[Start of Attachment]

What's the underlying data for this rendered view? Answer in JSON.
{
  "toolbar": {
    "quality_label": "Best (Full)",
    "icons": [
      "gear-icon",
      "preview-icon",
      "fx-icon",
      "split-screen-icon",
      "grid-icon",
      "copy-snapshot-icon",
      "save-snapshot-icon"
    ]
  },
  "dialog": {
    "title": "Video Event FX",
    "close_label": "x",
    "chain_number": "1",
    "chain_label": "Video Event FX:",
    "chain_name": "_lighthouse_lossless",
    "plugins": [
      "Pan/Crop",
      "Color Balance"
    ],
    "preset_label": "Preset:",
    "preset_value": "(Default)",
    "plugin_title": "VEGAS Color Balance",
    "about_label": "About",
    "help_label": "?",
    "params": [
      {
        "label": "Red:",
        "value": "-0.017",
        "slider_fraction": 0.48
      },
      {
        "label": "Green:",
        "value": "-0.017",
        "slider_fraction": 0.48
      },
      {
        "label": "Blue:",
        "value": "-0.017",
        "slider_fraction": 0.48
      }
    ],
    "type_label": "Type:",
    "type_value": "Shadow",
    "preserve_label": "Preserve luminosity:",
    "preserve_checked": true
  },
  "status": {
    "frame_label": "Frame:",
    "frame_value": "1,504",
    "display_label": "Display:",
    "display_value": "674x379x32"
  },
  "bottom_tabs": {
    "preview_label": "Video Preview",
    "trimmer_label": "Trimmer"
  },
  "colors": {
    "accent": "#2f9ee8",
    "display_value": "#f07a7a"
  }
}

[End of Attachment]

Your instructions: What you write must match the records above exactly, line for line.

Written solution:
What's the underlying data for this rendered view? Answer in JSON.
{
  "toolbar": {
    "quality_label": "Best (Full)",
    "icons": [
      "gear-icon",
      "preview-icon",
      "fx-icon",
      "split-screen-icon",
      "grid-icon",
      "copy-snapshot-icon",
      "save-snapshot-icon"
    ]
  },
  "dialog": {
    "title": "Video Event FX",
    "close_label": "x",
    "chain_number": "1",
    "chain_label": "Video Event FX:",
    "chain_name": "_lighthouse_lossless",
    "plugins": [
      "Pan/Crop",
      "Color Balance"
    ],
    "preset_label": "Preset:",
    "preset_value": "(Default)",
    "plugin_title": "VEGAS Color Balance",
    "about_label": "About",
    "help_label": "?",
    "params": [
      {
        "label": "Red:",
        "value": "-0.017",
        "slider_fraction": 0.48
      },
      {
        "label": "Green:",
        "value": "-0.017",
        "slider_fraction": 0.48
      },
      {
        "label": "Blue:",
        "value": "-0.017",
        "slider_fraction": 0.48
      }
    ],
    "type_label": "Type:",
    "type_value": "Shadow",
    "preserve_label": "Preserve luminosity:",
    "preserve_checked": true
  },
  "status": {
    "frame_label": "Frame:",
    "frame_value": "1,504",
    "display_label": "Display:",
    "display_value": "674x379x32"
  },
  "bottom_tabs": {
    "preview_label": "Video Preview",
    "trimmer_label": "Trimmer"
  },
  "colors": {
    "accent": "#2f9ee8",
    "display_value": "#f07a7a"
  }
}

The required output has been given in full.